At the start of today's class, I organize my students into groups of 2-3. I give students only the first page of The Exercise Plan, as I plan to provide them with an overview of the question being asked. The task today involves both design and modeling elements, so our work flow will be a little different than normal.
In their groups, students will start to think about how to answer the question. I will encourage students to begin to construct an initial plan that will help Jack to lose weight by exercising regularly.
I provide each group a piece of large chart paper where they can make a plan for Jack that will help him to lose 1 pound per week. I explain to students that they should record all of their ideas on the chart paper. An important part of teaching this activity takes place as I observe how students try different plans and evaluate the effectiveness of each exercise plan. So, I ask students NOT TO ERASE anything. The Chart Paper is a record of their designs. Like an engineering notebook, it is important for them to keep track of what has been tried and how well it worked. Students should make note of things that do not work, but, erasing or crossing out unsuccessful attempts simply erases valuable information.
As groups work I circulate around the room to monitor the different approaches that are under development. I try not to be too helpful! An important element of today's activity is the opportunity to persevere and continue to seek better and better results (MP1). In Part II of this lesson, students will be asked to approach the same problem with more direct guidance. Part I gives students an opportunity to use their own reasoning and problem solving to make sense of the situation.
I find that this is one of those activities in my course that requires students to apply many of the mathematical practices. In particular, focus will be on solving problems (MP1), reasoning abstractly and quantitatively (MP2), allowing students to construct viable arguments (MP3), using mathematics to model (MP4) and using tools strategically (MP5). Here, the use of tools is meant to refer to the table that students will decipher and use as part of their solution.

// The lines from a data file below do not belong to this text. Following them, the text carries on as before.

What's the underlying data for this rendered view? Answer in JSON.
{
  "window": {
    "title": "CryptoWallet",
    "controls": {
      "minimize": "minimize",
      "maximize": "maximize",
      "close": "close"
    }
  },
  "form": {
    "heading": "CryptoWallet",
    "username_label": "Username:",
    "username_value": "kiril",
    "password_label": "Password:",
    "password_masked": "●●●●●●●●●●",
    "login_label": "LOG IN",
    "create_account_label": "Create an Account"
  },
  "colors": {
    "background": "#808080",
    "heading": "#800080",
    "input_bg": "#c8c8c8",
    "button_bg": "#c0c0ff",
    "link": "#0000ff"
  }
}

Next, I assign each group a section of wall space to hang their chart paper with all of their work from the Investigation. Here's how our Gallery Walk will work:
During the Gallery Walk I encourage my students to ask questions about the approaches that they are seeing. I also try to help the students who have stayed behind answer the questions clearly. I find this to be a good opportunity to support students with respect to MP3.
Before setting the students off, I make a final plea to students. I say, "Pay attention to what didn't work, as well as what did work. And, to try to gather as many interesting ideas as possible as you visit the other groups around the room."
After the Gallery Walk students rejoin their original groups to discuss what they learned from the other groups' efforts. Each team should then create a list of good approaches to solving this problem (MP4). If the team has already come up with a solution, they should try to think of how they could refine their approach, or, they should consider whether or not a different approach might be better than their current plan.
At the end of the lesson, I will ask each group to share one or two goals that they have for their work during tomorrow's lesson.